On Friday, June 7, 2019, I met 20-year-old Zakila Marina, who had just gotten off work from her job at a Wendy’s restaurant in Central Austin. At first, before I talked with her and noticed her Wendy’s hat, I assumed that she was employed somewhere on Sixth Street, judging by the friendly receptions she was getting from several members of the homeless community at Sixth and San Jacinto streets in downtown Austin.
We struck up a conversation, and Zakila said she likes coming to Sixth Street after work. Eager to hear more of her story, I learned that she was born in India and spent her childhood in Nashville, Tennessee.
And then, she said she was in early pregnancy. She said she was already the mother of two daughters and that she had been sexually assaulted by a family member at the age of 13.
She spoke unfavorably of her current relationship, and without thinking, I blurted out my fears that she would wind up homeless. She looked at me, with an odd expression, and said she was homeless and living in a motel.
A thousand thoughts flooded my mind. Namely, that I should never assume anything about someone’s living conditions. I looked her in the eye and told her as much — that I fall into the trap of falsely thinking that homelessness means living outdoors, without a roof.
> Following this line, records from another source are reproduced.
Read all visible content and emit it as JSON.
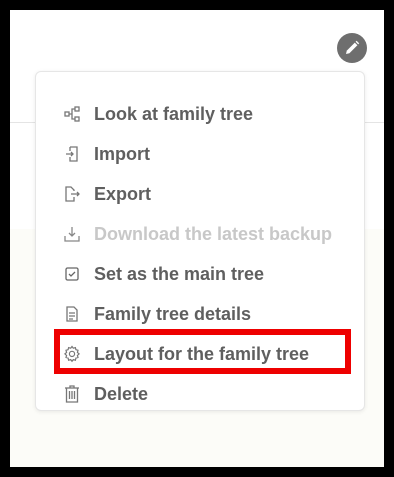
{
  "colors": {
    "label": "#5f5f5f",
    "label_disabled": "#c8c8c8",
    "highlight": "#ee0000",
    "edit_button": "#6e6e6e"
  },
  "edit_button": {
    "icon": "pencil-icon"
  },
  "menu": {
    "items": [
      {
        "label": "Look at family tree",
        "icon": "tree-share-icon",
        "disabled": false
      },
      {
        "label": "Import",
        "icon": "import-icon",
        "disabled": false
      },
      {
        "label": "Export",
        "icon": "export-icon",
        "disabled": false
      },
      {
        "label": "Download the latest backup",
        "icon": "download-icon",
        "disabled": true
      },
      {
        "label": "Set as the main tree",
        "icon": "check-square-icon",
        "disabled": false
      },
      {
        "label": "Family tree details",
        "icon": "document-icon",
        "disabled": false
      },
      {
        "label": "Layout for the family tree",
        "icon": "gear-icon",
        "disabled": false,
        "highlighted": true
      },
      {
        "label": "Delete",
        "icon": "trash-icon",
        "disabled": false
      }
    ]
  }
}
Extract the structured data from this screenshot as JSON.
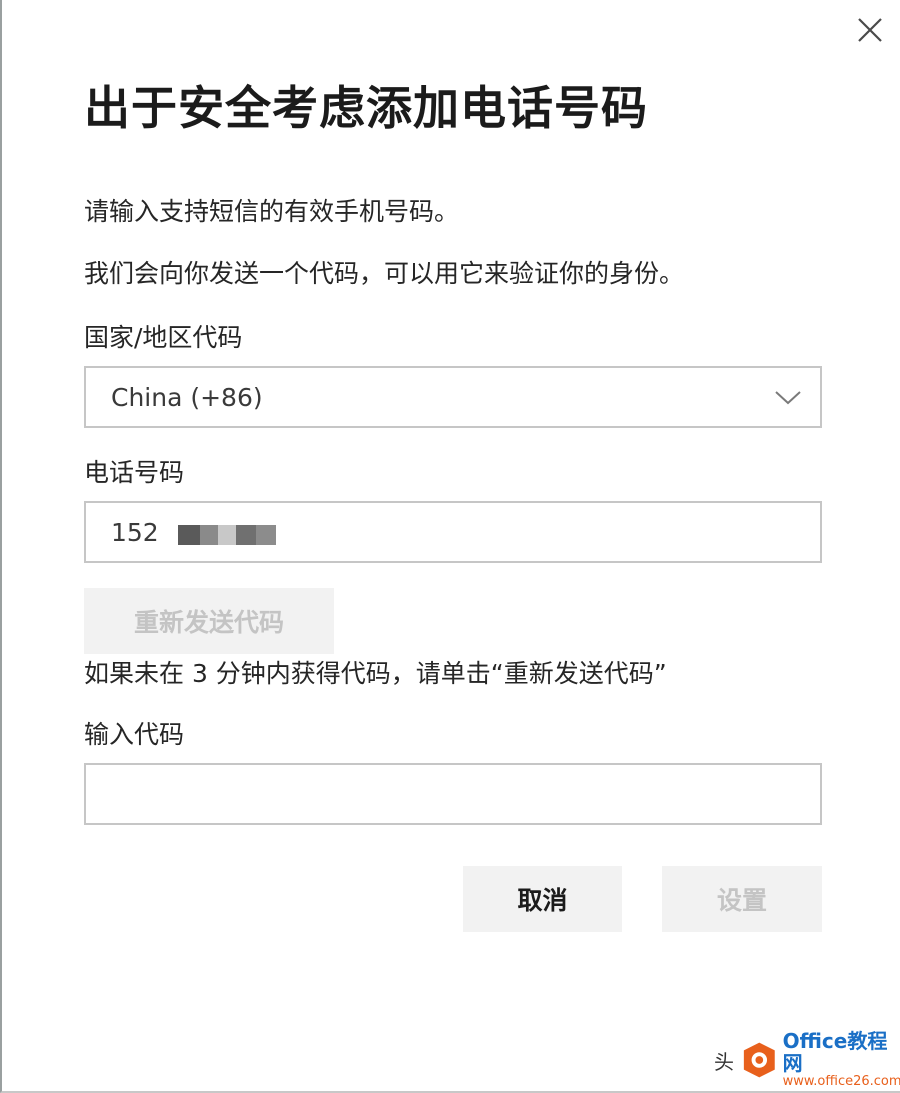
{
  "dialog": {
    "title": "出于安全考虑添加电话号码",
    "close_icon": "close-icon",
    "instruction_1": "请输入支持短信的有效手机号码。",
    "instruction_2": "我们会向你发送一个代码，可以用它来验证你的身份。",
    "country_label": "国家/地区代码",
    "country_value": "China (+86)",
    "phone_label": "电话号码",
    "phone_value": "152",
    "resend_button": "重新发送代码",
    "resend_hint": "如果未在 3 分钟内获得代码，请单击“重新发送代码”",
    "code_label": "输入代码",
    "code_value": "",
    "cancel_button": "取消",
    "set_button": "设置"
  },
  "watermark": {
    "text": "头",
    "brand": "Office教程网",
    "url": "www.office26.com"
  },
  "colors": {
    "title": "#1b1b1b",
    "text": "#262626",
    "border": "#c6c6c6",
    "button_bg": "#f2f2f2",
    "disabled_text": "#c4c4c4"
  }
}
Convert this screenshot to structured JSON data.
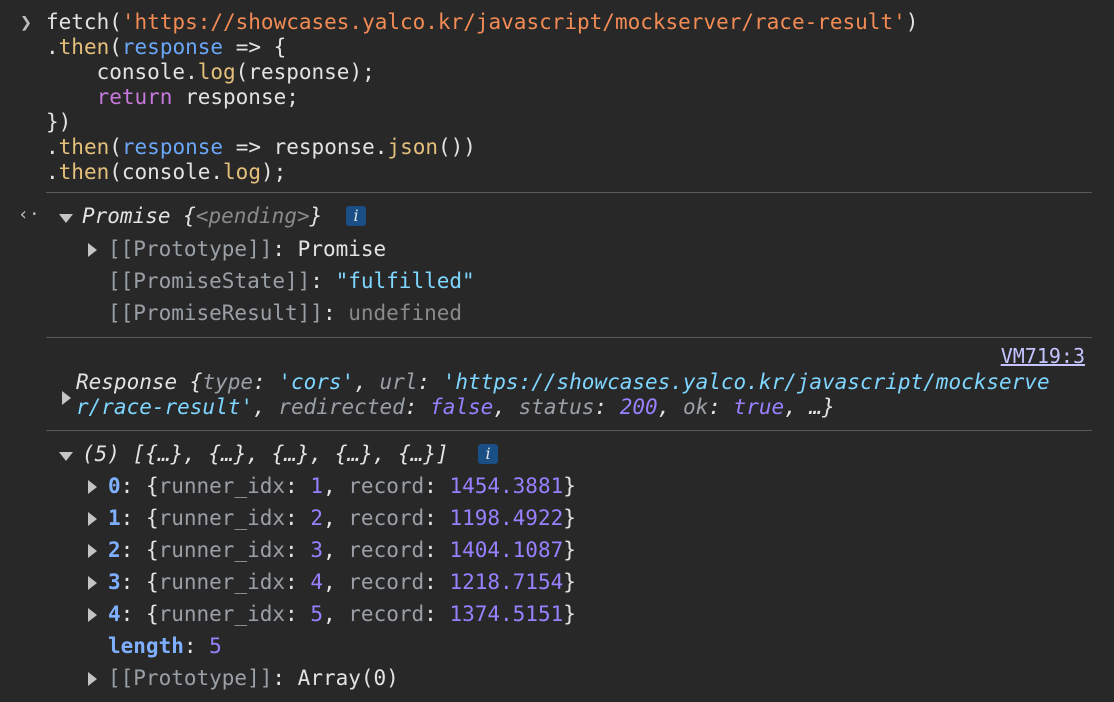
{
  "prompt_icon": "chevron-right-icon",
  "return_icon": "return-arrow-icon",
  "input": {
    "url": "'https://showcases.yalco.kr/javascript/mockserver/race-result'",
    "line1_prefix": "fetch(",
    "line1_suffix": ")",
    "then": "then",
    "response": "response",
    "arrow_brace": " => {",
    "console_prefix": "    console.",
    "log": "log",
    "console_args": "(response);",
    "return_kw": "return",
    "return_rest": " response;",
    "close": "})",
    "arrow": " => ",
    "response_dot": "response.",
    "json": "json",
    "json_tail": "())",
    "console_arg": "(console.",
    "log_tail": ");"
  },
  "promise": {
    "label": "Promise",
    "state_open": "{",
    "pending": "<pending>",
    "state_close": "}",
    "prototype_key": "[[Prototype]]",
    "prototype_val": "Promise",
    "promise_state_key": "[[PromiseState]]",
    "promise_state_val": "\"fulfilled\"",
    "promise_result_key": "[[PromiseResult]]",
    "promise_result_val": "undefined",
    "info": "i"
  },
  "response_log": {
    "source": "VM719:3",
    "label": "Response",
    "type_key": "type",
    "type_val": "'cors'",
    "url_key": "url",
    "url_val_1": "'https://showcases.yalco.kr/javascript/mockserve",
    "url_val_2": "r/race-result'",
    "redirected_key": "redirected",
    "redirected_val": "false",
    "status_key": "status",
    "status_val": "200",
    "ok_key": "ok",
    "ok_val": "true",
    "ellipsis": "…}"
  },
  "array_log": {
    "summary": "(5) [{…}, {…}, {…}, {…}, {…}]",
    "info": "i",
    "items": [
      {
        "index": "0",
        "runner_idx": "1",
        "record": "1454.3881"
      },
      {
        "index": "1",
        "runner_idx": "2",
        "record": "1198.4922"
      },
      {
        "index": "2",
        "runner_idx": "3",
        "record": "1404.1087"
      },
      {
        "index": "3",
        "runner_idx": "4",
        "record": "1218.7154"
      },
      {
        "index": "4",
        "runner_idx": "5",
        "record": "1374.5151"
      }
    ],
    "runner_key": "runner_idx",
    "record_key": "record",
    "length_key": "length",
    "length_val": "5",
    "prototype_key": "[[Prototype]]",
    "prototype_val": "Array(0)"
  }
}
Zakila then told me a little more about her life. Her mom is in jail, and her sister is helping her care for her two children. She desperately wants to do all the right things for her unborn child. She wants to make all of her doctor’s appointments and follow through with all of the required prenatal care.
After our conversation, her friends Ruby Red and Elizabeth, two homeless women I had met and photographed in months past on Sixth Street, lent Zakila their emotional support. The trio posed for photos, smiling broadly and putting their arms around each other.
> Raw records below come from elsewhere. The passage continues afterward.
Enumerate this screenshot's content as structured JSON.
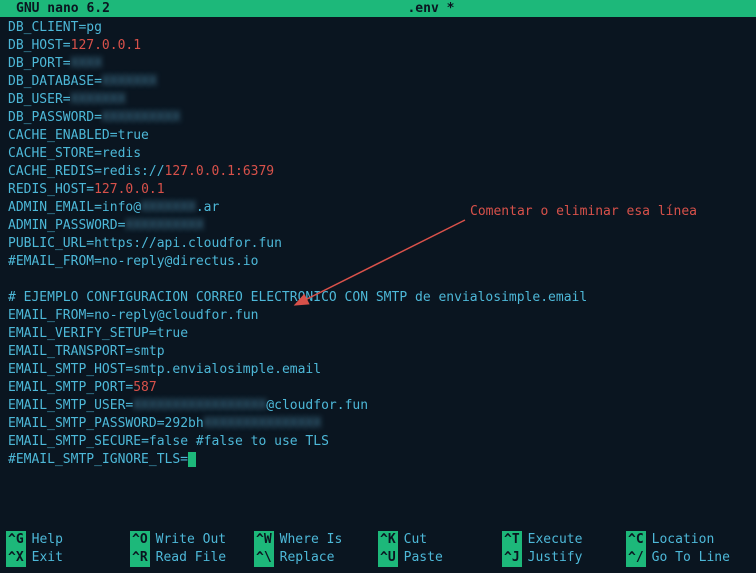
{
  "titlebar": {
    "app": "GNU nano 6.2",
    "file": ".env *"
  },
  "lines": {
    "l1_key": "DB_CLIENT",
    "l1_val": "pg",
    "l2_key": "DB_HOST",
    "l2_val": "127.0.0.1",
    "l3_key": "DB_PORT",
    "l3_blur": "XXXX",
    "l4_key": "DB_DATABASE",
    "l4_blur": "XXXXXXX",
    "l5_key": "DB_USER",
    "l5_blur": "XXXXXXX",
    "l6_key": "DB_PASSWORD",
    "l6_blur": "XXXXXXXXXX",
    "l7_key": "CACHE_ENABLED",
    "l7_val": "true",
    "l8_key": "CACHE_STORE",
    "l8_val": "redis",
    "l9_key": "CACHE_REDIS",
    "l9_val_a": "redis://",
    "l9_val_b": "127.0.0.1:6379",
    "l10_key": "REDIS_HOST",
    "l10_val": "127.0.0.1",
    "l11_key": "ADMIN_EMAIL",
    "l11_val_a": "info@",
    "l11_blur": "XXXXXXX",
    "l11_val_b": ".ar",
    "l12_key": "ADMIN_PASSWORD",
    "l12_blur": "XXXXXXXXXX",
    "l13_key": "PUBLIC_URL",
    "l13_val": "https://api.cloudfor.fun",
    "l14": "#EMAIL_FROM=no-reply@directus.io",
    "blank": " ",
    "l15": "# EJEMPLO CONFIGURACION CORREO ELECTRONICO CON SMTP de envialosimple.email",
    "l16_key": "EMAIL_FROM",
    "l16_val": "no-reply@cloudfor.fun",
    "l17_key": "EMAIL_VERIFY_SETUP",
    "l17_val": "true",
    "l18_key": "EMAIL_TRANSPORT",
    "l18_val": "smtp",
    "l19_key": "EMAIL_SMTP_HOST",
    "l19_val": "smtp.envialosimple.email",
    "l20_key": "EMAIL_SMTP_PORT",
    "l20_val": "587",
    "l21_key": "EMAIL_SMTP_USER",
    "l21_blur": "XXXXXXXXXXXXXXXXX",
    "l21_val": "@cloudfor.fun",
    "l22_key": "EMAIL_SMTP_PASSWORD",
    "l22_val_a": "292bh",
    "l22_blur": "XXXXXXXXXXXXXXX",
    "l23_key": "EMAIL_SMTP_SECURE",
    "l23_val": "false #false to use TLS",
    "l24": "#EMAIL_SMTP_IGNORE_TLS="
  },
  "annotation": "Comentar o eliminar esa línea",
  "help": {
    "r1c1_k": "^G",
    "r1c1_l": "Help",
    "r1c2_k": "^O",
    "r1c2_l": "Write Out",
    "r1c3_k": "^W",
    "r1c3_l": "Where Is",
    "r1c4_k": "^K",
    "r1c4_l": "Cut",
    "r1c5_k": "^T",
    "r1c5_l": "Execute",
    "r1c6_k": "^C",
    "r1c6_l": "Location",
    "r2c1_k": "^X",
    "r2c1_l": "Exit",
    "r2c2_k": "^R",
    "r2c2_l": "Read File",
    "r2c3_k": "^\\",
    "r2c3_l": "Replace",
    "r2c4_k": "^U",
    "r2c4_l": "Paste",
    "r2c5_k": "^J",
    "r2c5_l": "Justify",
    "r2c6_k": "^/",
    "r2c6_l": "Go To Line"
  }
}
I got Zakila’s phone number and told her I’d like to stay in touch. I begged her to seek help from as many avenues as possible and to take care of herself and her baby. And then we went our separate ways, me headed to my car and Zakila into the heart of the night on Sixth Street.